Gestapo head got away with murder due to status as CIA asset

Franz Josef Huber was the head of the Austrian Gestapo and partnered with Adolf Eichmann on the transfer of tens of thousands of Jews to concentration camps.

By Lauren Marcus, World Israel News

A high-ranking Nazi and former Gestapo head responsible for deporting tens of thousands of Jews was never tried for war crimes because he served as an intelligence asset for the CIA during World War II, a report from the New York Times revealed this week.

Franz Josef Huber was the head of the Austrian Gestapo, Hitler’s secret police force, and partnered with Adolf Eichmann on the transfer of tens of thousands of Jews to concentration camps. Eichmann was later tried and executed in Israel for his role as a central architect of the Holocaust.

But unlike Eichmann, Huber was never held responsible for his crimes. While scores of other Nazis fled to South America and lived under assumed names, Huber continued to live in his hometown of Munich until his death in 1975 and never hid his identity.

Although Huber was identified as a war criminal by U.S. military intelligence and arrested in Vienna in 1945, American senior intelligence officials felt that he was uniquely positioned to provide information about communist activity in East Germany and the Eastern Bloc.

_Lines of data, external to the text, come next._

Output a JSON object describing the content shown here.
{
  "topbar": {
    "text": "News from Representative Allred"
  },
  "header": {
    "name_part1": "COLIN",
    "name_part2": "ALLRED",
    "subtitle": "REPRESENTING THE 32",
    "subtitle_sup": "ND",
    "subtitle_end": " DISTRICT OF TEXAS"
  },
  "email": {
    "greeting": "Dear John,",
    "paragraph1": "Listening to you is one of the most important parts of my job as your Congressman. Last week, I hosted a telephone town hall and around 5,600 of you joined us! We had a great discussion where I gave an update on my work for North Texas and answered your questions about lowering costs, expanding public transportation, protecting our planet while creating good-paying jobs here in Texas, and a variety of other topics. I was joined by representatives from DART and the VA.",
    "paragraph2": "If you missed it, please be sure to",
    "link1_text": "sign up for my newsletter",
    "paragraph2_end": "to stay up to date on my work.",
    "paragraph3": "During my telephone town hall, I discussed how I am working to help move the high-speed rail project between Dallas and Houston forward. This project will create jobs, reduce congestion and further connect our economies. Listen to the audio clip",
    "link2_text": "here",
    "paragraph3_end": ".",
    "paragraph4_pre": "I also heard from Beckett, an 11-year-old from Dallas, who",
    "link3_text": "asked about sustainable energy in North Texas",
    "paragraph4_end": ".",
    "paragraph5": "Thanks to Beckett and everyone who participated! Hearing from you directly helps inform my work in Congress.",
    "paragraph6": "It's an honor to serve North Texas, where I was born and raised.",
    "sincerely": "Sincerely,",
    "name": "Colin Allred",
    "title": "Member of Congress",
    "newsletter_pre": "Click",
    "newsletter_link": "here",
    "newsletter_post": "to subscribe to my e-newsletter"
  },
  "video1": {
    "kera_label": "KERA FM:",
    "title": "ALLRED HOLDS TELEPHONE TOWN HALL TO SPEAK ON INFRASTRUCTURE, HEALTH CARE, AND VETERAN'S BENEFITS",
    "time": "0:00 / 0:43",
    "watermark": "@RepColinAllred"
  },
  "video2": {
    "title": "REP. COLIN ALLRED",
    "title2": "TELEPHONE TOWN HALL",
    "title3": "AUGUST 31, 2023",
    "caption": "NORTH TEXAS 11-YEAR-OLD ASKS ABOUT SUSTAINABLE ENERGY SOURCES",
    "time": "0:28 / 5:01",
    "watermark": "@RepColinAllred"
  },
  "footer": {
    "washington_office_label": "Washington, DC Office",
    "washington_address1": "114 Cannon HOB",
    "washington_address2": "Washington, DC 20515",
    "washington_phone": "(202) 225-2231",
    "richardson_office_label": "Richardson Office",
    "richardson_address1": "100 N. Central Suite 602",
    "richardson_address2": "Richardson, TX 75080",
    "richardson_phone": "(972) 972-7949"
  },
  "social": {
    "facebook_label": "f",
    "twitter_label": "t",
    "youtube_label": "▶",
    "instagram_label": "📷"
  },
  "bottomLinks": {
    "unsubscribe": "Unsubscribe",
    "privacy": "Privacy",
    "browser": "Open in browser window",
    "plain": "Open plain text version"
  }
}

After two years in custody, the U.S. military released Huber. Soon after, he was recruited to the German intelligence agency, the BND.

An internal CIA memo from 1953 obtained by the Times confirmed that senior security officials knew about Huber’s background but chose to ignore it because of his value as an intelligence asset.

“Although we are by no means unmindful of the dangers involved in playing around with a Gestapo general,” the memo states, “we also believe, on the basis of the information now in our possession, that Huber might be profitably used by this organization.”

With extensive connections throughout Austria, American intelligence believed that Huber could provide critical information and could even potentially recruit Soviet agents who’d work with the West.

“Austria was, at the time, a major front line of the Cold War,” Prof. Shlomo Shapiro of Bar-Ilan University told the Times.

“Western intelligence services struggled to recruit reliable anti-communist contacts and did not inquire too closely at the past of people they thought would serve them well,” he said.

Both the German and American governments helped block Austrian extradition requests for Huber. As the Cold War heated up, both governments apparently thought Huber’s role as an asset in the war against communism was more important than his previous participation in war crimes.

In 1964, fearing that Huber’s past would come to light, the BND decided that it was “no longer conceivable” to retain Huber, as the revelation about his Nazi activities could “endanger the service.”

Huber took early retirement and, according to the Times, received a German government pension until his death.

The Times reported that the CIA and BND declined to comment on the story.